Eye on profit: Most founders, especially if they happen to be techies are often great preachers.  Too much of academic Kool-Aid drowns them, making them look better on the pulpit than in a startup garage.  They dwell in detail on the intricacy of the technology but mostly have little to say on how it is going to make money in the end.  They mistake “execution” for translation of a theoretical ingenuity into a real time functionality blissfully neglecting the first move that sets the stage for a perfect end game – making profit. If you don’t know how to lead your business to profit, don’t waste time and effort.  Volunteer for the Red Cross. 

Just be wary, don’t fear competition :  Many startups fear an early go to market fearing formidable competition.  They delay it expecting the competition to wear out. Many founders quiver the moment you mention competition.  Remember, when we hate our enemies, we are giving them power over us: power over our sleep, our appetites, our blood pressure, our health, and our happiness. Our enemies would dance with joy if only they knew how they were worrying us, lacerating us, and getting even with us!  And they love winding the guy up and driving him nuts. Our hate is not hurting them at all, but our hate is turning our own days and nights into a hellish turmoil. Hit them where it hurts, by outthinking and outselling them at the market place. The valuation math depends to a large extent on sales numbers. 

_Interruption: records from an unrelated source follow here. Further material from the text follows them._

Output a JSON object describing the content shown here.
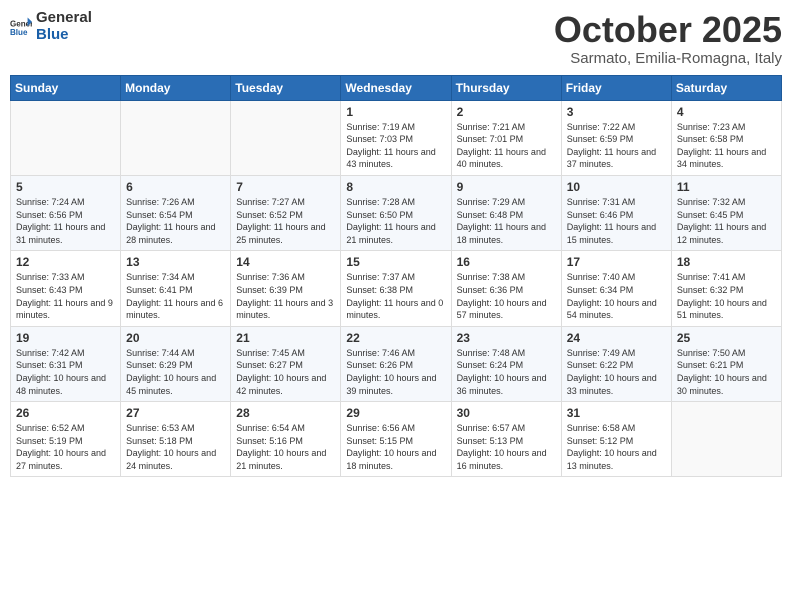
{
  "header": {
    "logo_general": "General",
    "logo_blue": "Blue",
    "month_title": "October 2025",
    "location": "Sarmato, Emilia-Romagna, Italy"
  },
  "days_of_week": [
    "Sunday",
    "Monday",
    "Tuesday",
    "Wednesday",
    "Thursday",
    "Friday",
    "Saturday"
  ],
  "weeks": [
    [
      {
        "day": "",
        "info": ""
      },
      {
        "day": "",
        "info": ""
      },
      {
        "day": "",
        "info": ""
      },
      {
        "day": "1",
        "info": "Sunrise: 7:19 AM\nSunset: 7:03 PM\nDaylight: 11 hours and 43 minutes."
      },
      {
        "day": "2",
        "info": "Sunrise: 7:21 AM\nSunset: 7:01 PM\nDaylight: 11 hours and 40 minutes."
      },
      {
        "day": "3",
        "info": "Sunrise: 7:22 AM\nSunset: 6:59 PM\nDaylight: 11 hours and 37 minutes."
      },
      {
        "day": "4",
        "info": "Sunrise: 7:23 AM\nSunset: 6:58 PM\nDaylight: 11 hours and 34 minutes."
      }
    ],
    [
      {
        "day": "5",
        "info": "Sunrise: 7:24 AM\nSunset: 6:56 PM\nDaylight: 11 hours and 31 minutes."
      },
      {
        "day": "6",
        "info": "Sunrise: 7:26 AM\nSunset: 6:54 PM\nDaylight: 11 hours and 28 minutes."
      },
      {
        "day": "7",
        "info": "Sunrise: 7:27 AM\nSunset: 6:52 PM\nDaylight: 11 hours and 25 minutes."
      },
      {
        "day": "8",
        "info": "Sunrise: 7:28 AM\nSunset: 6:50 PM\nDaylight: 11 hours and 21 minutes."
      },
      {
        "day": "9",
        "info": "Sunrise: 7:29 AM\nSunset: 6:48 PM\nDaylight: 11 hours and 18 minutes."
      },
      {
        "day": "10",
        "info": "Sunrise: 7:31 AM\nSunset: 6:46 PM\nDaylight: 11 hours and 15 minutes."
      },
      {
        "day": "11",
        "info": "Sunrise: 7:32 AM\nSunset: 6:45 PM\nDaylight: 11 hours and 12 minutes."
      }
    ],
    [
      {
        "day": "12",
        "info": "Sunrise: 7:33 AM\nSunset: 6:43 PM\nDaylight: 11 hours and 9 minutes."
      },
      {
        "day": "13",
        "info": "Sunrise: 7:34 AM\nSunset: 6:41 PM\nDaylight: 11 hours and 6 minutes."
      },
      {
        "day": "14",
        "info": "Sunrise: 7:36 AM\nSunset: 6:39 PM\nDaylight: 11 hours and 3 minutes."
      },
      {
        "day": "15",
        "info": "Sunrise: 7:37 AM\nSunset: 6:38 PM\nDaylight: 11 hours and 0 minutes."
      },
      {
        "day": "16",
        "info": "Sunrise: 7:38 AM\nSunset: 6:36 PM\nDaylight: 10 hours and 57 minutes."
      },
      {
        "day": "17",
        "info": "Sunrise: 7:40 AM\nSunset: 6:34 PM\nDaylight: 10 hours and 54 minutes."
      },
      {
        "day": "18",
        "info": "Sunrise: 7:41 AM\nSunset: 6:32 PM\nDaylight: 10 hours and 51 minutes."
      }
    ],
    [
      {
        "day": "19",
        "info": "Sunrise: 7:42 AM\nSunset: 6:31 PM\nDaylight: 10 hours and 48 minutes."
      },
      {
        "day": "20",
        "info": "Sunrise: 7:44 AM\nSunset: 6:29 PM\nDaylight: 10 hours and 45 minutes."
      },
      {
        "day": "21",
        "info": "Sunrise: 7:45 AM\nSunset: 6:27 PM\nDaylight: 10 hours and 42 minutes."
      },
      {
        "day": "22",
        "info": "Sunrise: 7:46 AM\nSunset: 6:26 PM\nDaylight: 10 hours and 39 minutes."
      },
      {
        "day": "23",
        "info": "Sunrise: 7:48 AM\nSunset: 6:24 PM\nDaylight: 10 hours and 36 minutes."
      },
      {
        "day": "24",
        "info": "Sunrise: 7:49 AM\nSunset: 6:22 PM\nDaylight: 10 hours and 33 minutes."
      },
      {
        "day": "25",
        "info": "Sunrise: 7:50 AM\nSunset: 6:21 PM\nDaylight: 10 hours and 30 minutes."
      }
    ],
    [
      {
        "day": "26",
        "info": "Sunrise: 6:52 AM\nSunset: 5:19 PM\nDaylight: 10 hours and 27 minutes."
      },
      {
        "day": "27",
        "info": "Sunrise: 6:53 AM\nSunset: 5:18 PM\nDaylight: 10 hours and 24 minutes."
      },
      {
        "day": "28",
        "info": "Sunrise: 6:54 AM\nSunset: 5:16 PM\nDaylight: 10 hours and 21 minutes."
      },
      {
        "day": "29",
        "info": "Sunrise: 6:56 AM\nSunset: 5:15 PM\nDaylight: 10 hours and 18 minutes."
      },
      {
        "day": "30",
        "info": "Sunrise: 6:57 AM\nSunset: 5:13 PM\nDaylight: 10 hours and 16 minutes."
      },
      {
        "day": "31",
        "info": "Sunrise: 6:58 AM\nSunset: 5:12 PM\nDaylight: 10 hours and 13 minutes."
      },
      {
        "day": "",
        "info": ""
      }
    ]
  ]
}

Have you been part of a well executed startup end game…?   What other steps you think are important…? 


What ails Indian Startups…

November 2, 2007

I often hear startup entrepreneurs ranting about VCs not funding their idea.  They point to Silicon Valley ecosystem and say the VCs out there took large bets on young upstarts and that’s how they got a Google, Amazon or Apple (alternatively their founders Larry/Sergie, Jeff Bezos, Steve Jobs in that order).

They also go on liberally about how Startups in India are done for money and not for passion (I am yet to see someone settling for “Nirvana” and not prosperity – anywhere in the world), Media is poor, dearth for good teams, VCs bet only on sure things and how they have no reality perspective etc…

Does that mean startups have no future in India? I say, look to the past.  You’ll get all the insights.

Imagine the India before the VCs came trooping in. There were entrepreneurs around even then. No, I am not referring to the famed Tatas, Birlas, Ambanis – I think of the millions of kiranawallas (local shop owners, general stores, sweet shops, caterers, informal event managers) that qualified far better as startups and never griped about lack of an outside investor to fund their ideas !  Several of them made it, quite a few of them may have bitten dust too.  They all had ideas, no teams, no investors – but they stood out by betting the farm (or whatever in its place), started small, settled for a street side shack (where they also slept in), kept shops open from 9.00 am to 11.00 p.m and the whole family ran errands.  One thing that never probably crossed their minds had been valuations, and all the illusions and assumptions that come with it. They just worried about stocking up enough to serve the customers the next day. Period. 

While it’s good to expect VCs to get a reality perspective, startup entrepreneurs too can do some introspection and figure out a way how not to imagine being a Bill Gates, Larry Ellison, Steve Jobs and start thinking like a Harishbhai, Chandulal or a Kesavan nair – even as you work on something like a Google, Amazon or Oracle.  Having the right local values, (we have it by the ton) is important – if you want to make it.

So, let’s talk of `localisation’ of startup minds – for a change.  If not, just shut up and stop being livid.  I for one think, this is the best of times for Indian entrepreneurs. We never had it so good. If you can’t make it now, you’re never gonna make it. Argue with me at your own risk….